Story and Video Written By: Rachel Moten

Tuesday, July 05, 2011

Hindsight is 20/20

I could still smell the smoke. It lingered in my hair and clothes as the CTA train came to a stop at my station. A June breeze swept through the opening doors making the smell more apparent, a reminder of the day’s events. I never imagined when I locked my apartment door and left for work that beautiful Wednesday morning that I would unlock it later that day feeling so appreciative.

That morning, I responded to my first home fire as an intern at the American Red Cross of Greater Chicago. When the Disaster Services response van pulled up to the scene, the neighborhood appeared charming and quiet. The van blocked my view of the affected home, so I stepped from behind it and saw the devastation. My heart stopped. The front door and window frames were strewn across the front lawn. In the back yard, a young family stood staring up at their home, as calm as could be.

As I approached the mother, Nancy Buckles, she stepped forward to explain the morning’s events. At around 9:30, Nancy and her little daughter, Bella, went to the neighbor’s house for coffee. The persistent sound of a car horn from the street brought Nancy outside to see thick, heavy smoke hanging in the air surrounding her rented home on the south side of Chicago.

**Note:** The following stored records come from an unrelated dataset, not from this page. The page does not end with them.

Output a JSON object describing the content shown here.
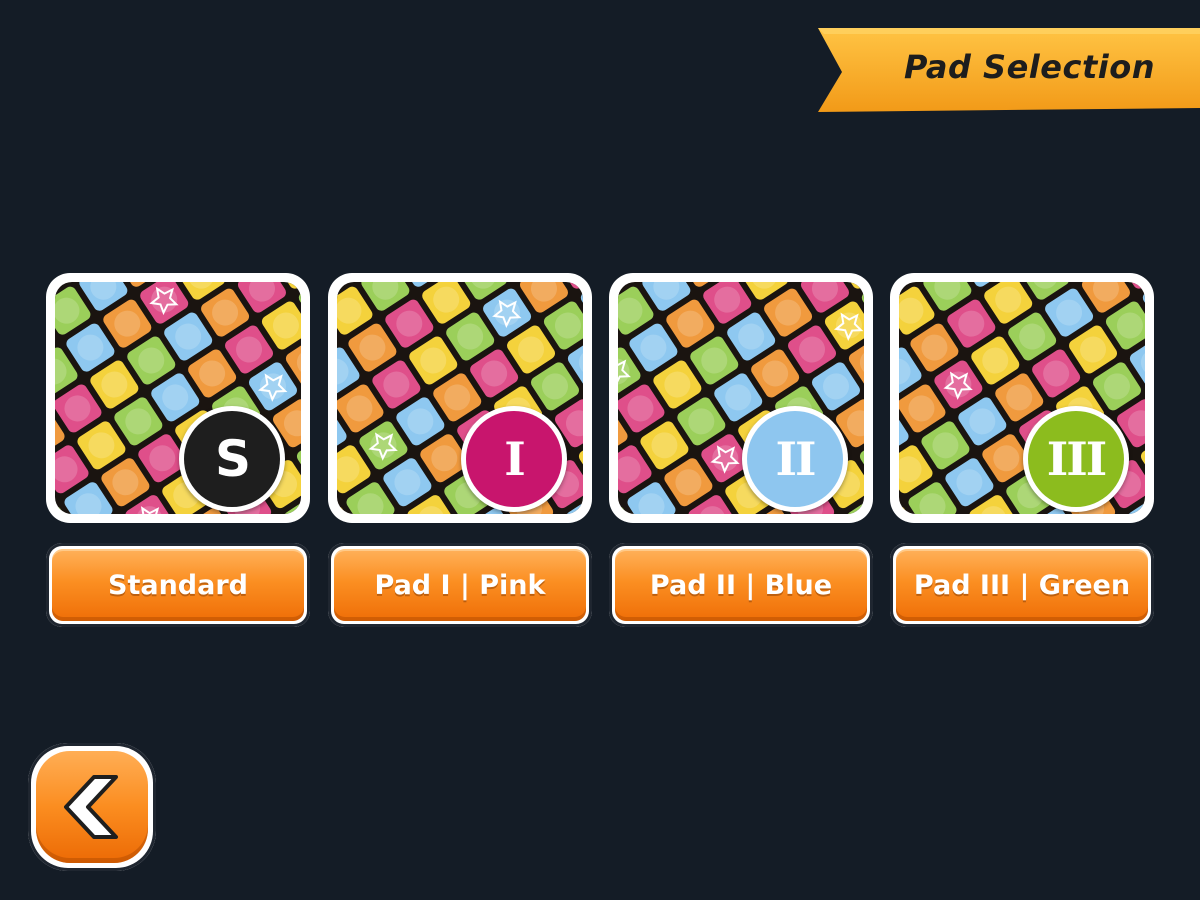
{
  "header": {
    "title": "Pad Selection",
    "ribbon_color": "#f6a824"
  },
  "pads": [
    {
      "badge": "S",
      "label": "Standard",
      "badge_color": "#1e1e1e"
    },
    {
      "badge": "I",
      "label": "Pad I | Pink",
      "badge_color": "#c8156d"
    },
    {
      "badge": "II",
      "label": "Pad II | Blue",
      "badge_color": "#8ec6ef"
    },
    {
      "badge": "III",
      "label": "Pad III | Green",
      "badge_color": "#8cbc1e"
    }
  ],
  "tile_palette": [
    "#f4d23c",
    "#f09a3e",
    "#9bcf5a",
    "#df4f8a",
    "#8ec8f0"
  ],
  "back_button": {
    "icon": "back-arrow-icon",
    "color": "#f98c1f"
  }
}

Once we arrived at the scene, her husband John had returned from work and the emergency crews had left the scene.

Walking through the front door with the family, I saw where the fire began: a light fixture hanging by a damaged wire. Bad wiring caused the fire to start in the front hall and spread through the walls, completely consuming the rooms on the top floor of the house. Water poured from broken pipes in the ceiling flooding the floors. It was hard to believe that a few hours earlier this was someone’s living room, a safe haven. Bella ran up to her mother and asked why everything was burnt up. It was heartbreaking to see Nancy search for the right words to tell her daughter what had happened to all of her things.

Bella turned to me and said, “My fish made it out safe,” with a huge smile on her face. The family, including Bella’s fish, made it out unscathed. I could tell that this knowledge alone would see them through the disaster.

I walked down the hall to the stairwell and looked up. As I climbed, I noticed blue sky and sun shining through the wreckage where the roof used to be. The room at the top of the stairs held small pieces of evidence that this was a little girl’s bedroom. A small, broken purple chair, a tiny bed with princess sheets covered in ash and debris, and a pink story book were items that miraculously escaped the flames. As the Disaster Action Team provided the family with shelter, clothing and food, a fellow intern and I stood on the street with John taking in the scene in silence. I couldn’t imagine what the man standing next to me was feeling. After a few moments he broke the silence, “You know how they say hindsight is 20/20?” he asked. “All of the pieces are starting to come together. Some of the outlets didn’t work.”

His comment got me thinking. Hindsight really is 20/20, and regret is one of the worst possible emotions. You don’t want to look back and know you could have done something differently. A home fire can happen anywhere, at any time, to anyone. This is why it is so important to be Red Cross Ready. Everyone should Be Prepared by getting a kit, making a plan and taking a class to be ready in case a disaster occurs.

As I walked into my apartment that afternoon, it hit me. My home is where I come after a long day at work, where I feel safe and comfortable. A home is so much more than just walls or shelter, and losing something that meaningful is unimaginable.

To learn more visit:

Written by: Katie Donabedian